Often used for lyophilized product, HSA relies on tunable laser-diode absorption spectroscopy to detect oxygen content, water partial pressure, and absolute pressure in pharmaceutical containers. The laser is tuned over a defined wavelength range, and a photosensitive sensor measures the absorption profile of the headspace gas (3). If a leak is present, the resulting absorption line won’t match the reference reading.
At present, Scherer told the audience, use of HSA and HVLD technology is voluntary except in Russia, which requires machines to have integrated HVLD. “However, the investment in equipment versus the cost of a recall is minimal,” he concluded.

Vacuum-decay systems detect micro-leaks in empty and prefilled syringes, liquid-filled and lyophilized vials, and other liquid-filled packaging (both flexible and rigid). PTI’s VeriPac 455 vacuum-decay leak detector relies on core technology based on the ASTM vacuum-decay leak test method (F2338-09), which is recognized by FDA as a consensus standard for package integrity testing. The system’s patented PERMA-Vac dual-vacuum transducer technology increases test sensitivity and yields consistent, reliable results. The offline system is capable of detecting defects as small as 1.5 µm (4).

PTI also offers an offline laboratory instrument based on HVLD technology. The E-Scan 625 system detects pinholes, micro-cracks, and seal imperfections as small as 1 µm in prefilled syringes, liquid-filled vials, blow-fill-seal containers, and liquid-filled pouches. According to PTI, the HVLD method easily transitions from offline applications to 100% inline testing at high production speeds (5).

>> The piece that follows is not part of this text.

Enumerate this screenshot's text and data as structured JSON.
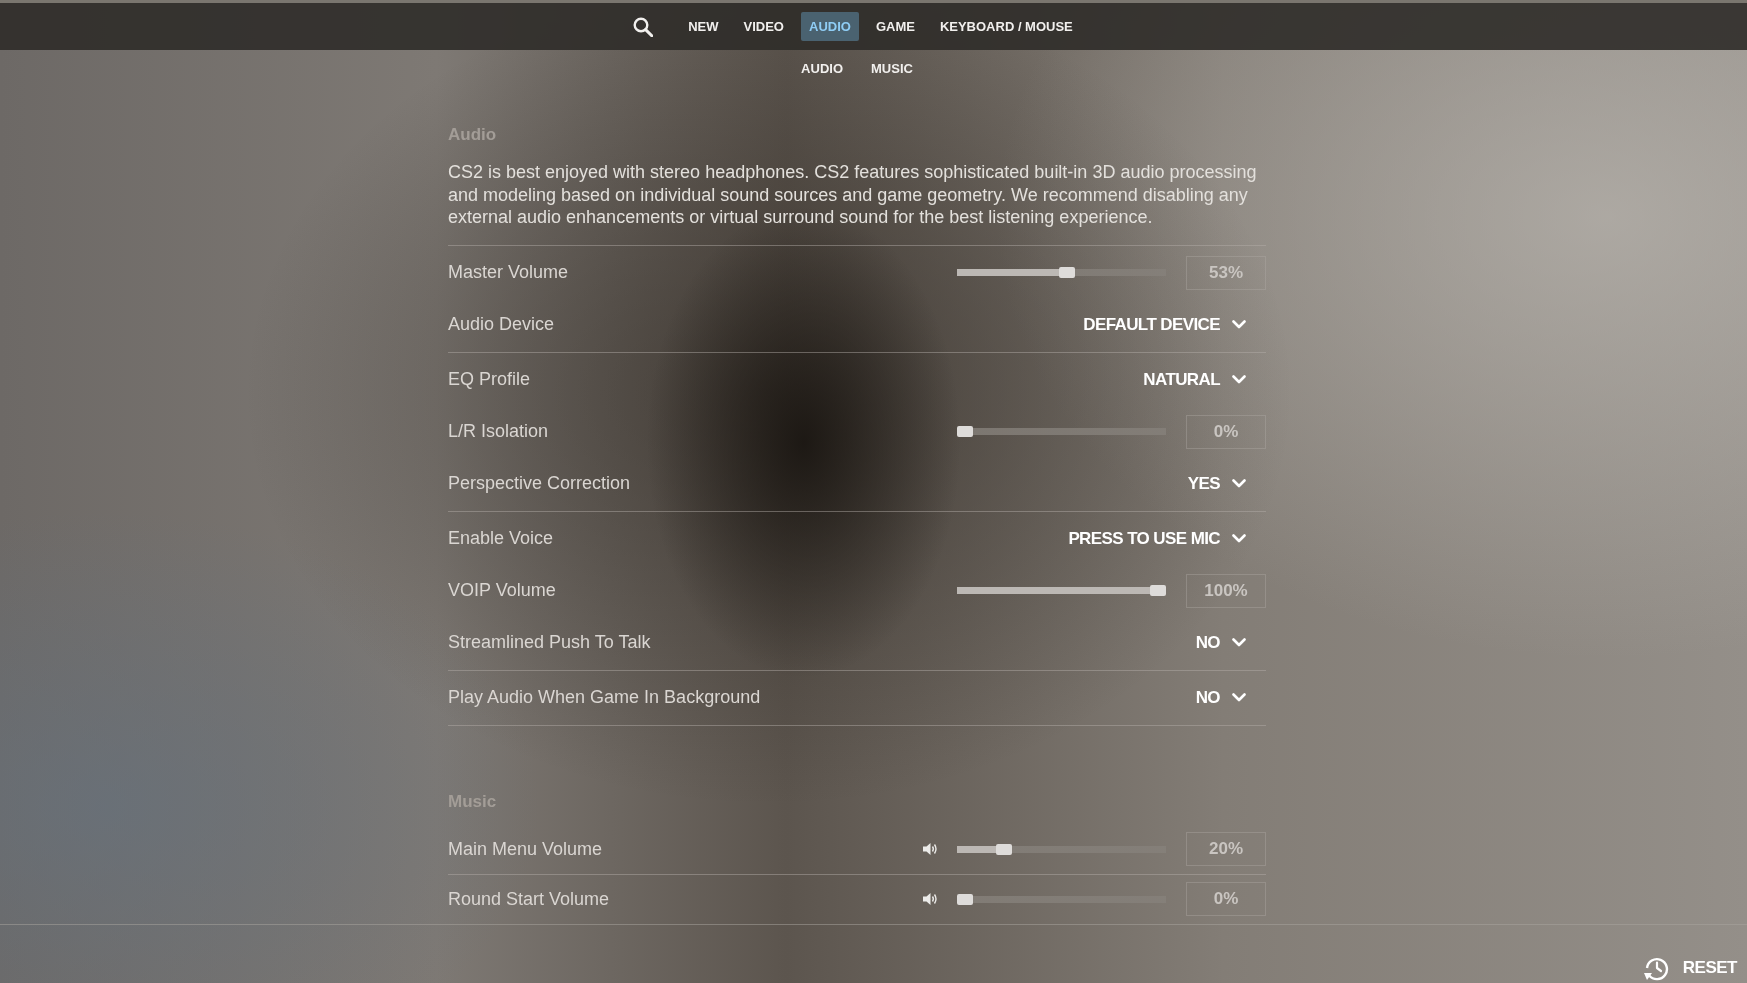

References
1. West Pharmaceutical Services, “West Launches High-Quality Flip-Off PlusRU Seals,” Press Release, February 11, 2015.
2. C. Scherer, “Alternative Inspection Technologies,” presentation at the ISPE Manufacturing Solutions Conference at PACK EXPO East (Philadelphia, PA, 2015).
3. Seidenader Maschinenbau, “Seidenader HSA,” accessed Feb. 25, 2015.
4. PTI-Packaging Technologies & Inspection, “VeriPac Leak Testing,” accessed Feb. 25, 2015.
5. PTI-Packaging Technologies & Inspection, “E-Scan 625,” accessed Feb. 25, 2015. 

Article DetailsPharmaceutical Technology
Vol. 39, No. 4
Pages: 76-77
Citation: When referring to this article, please cite it as H. Forcinio, “Evaluating Package Integrity,” Pharmaceutical Technology39 (4) 2015.